COGNITIVE PERFORMANCE AND QUALITY OF LIFE IN PATIENTS WITH MULTIPLE SCLEROSIS

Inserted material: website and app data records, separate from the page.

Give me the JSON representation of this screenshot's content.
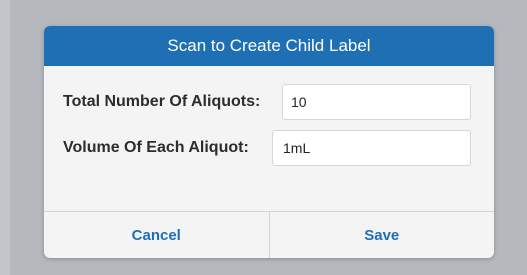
{
  "dialog": {
    "title": "Scan to Create Child Label",
    "fields": [
      {
        "label": "Total Number Of Aliquots:",
        "value": "10"
      },
      {
        "label": "Volume Of Each Aliquot:",
        "value": "1mL"
      }
    ],
    "cancel_label": "Cancel",
    "save_label": "Save"
  },
  "colors": {
    "header": "#1f6fb5",
    "button_text": "#1f6fb5",
    "dialog_bg": "#f4f4f5",
    "backdrop": "#b5b9be"
  }
}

Introduction: Multiple sclerosis is a chronic, inflammatory, (auto) immune disease of the central nervous system. Cognitive impairment and the presence of depressive symptoms affect the quality of life. The aim was to determine the impact of cognitive disorders and depression on quality of life in patients with multiple sclerosis. Methods: The prospective study included 135 sick and 50 healthy subjects. Participants were divided into three groups: the first group consisted of 85 participants whose illness lasted longer than one year, the second group consisted of 50 participants with a newly diagnosed disease, the third group consisted of 50 healthy participants. Clinical assessment instruments were: Extended Disability Score in Multiple Sclerosis Patients, Mini Mental Status, Beck Depression Scale, Battery Tests for Cognitive Function Assessment: Wechsler Intelligence Scale, Revised Beta Test, Raven Colored Progressive Matrices, Wechsler Memory Test audio verbal learning, the Rey-Osterriecht complex character test, the Verbal Fluency Test, and the SF-36 quality of life assessment scale. Results: Cognitive disorders were present in 40-60% of participants with MS. Visuospatial, visuoconstructive and visuoperceptive functions are worse in the first group. Mnestic functions are most affected. Immediate working process memory, attention, short-term and logical memory is worse in the examinees of the first group. At the beginning of the disease, 16% had verbal fluency disorders, and as the disease progresses, the disorders become more pronounced. Conclusion: Cognitive disorders in MS patients are heterogeneous. They refer to impairments of working ability and memory, executive functions and attention, while global intellectual efficiency is later reduced. Quality of life is related to overall cognitive performance and shows a greater association with the degree of adaptation to the disease than with its symptoms.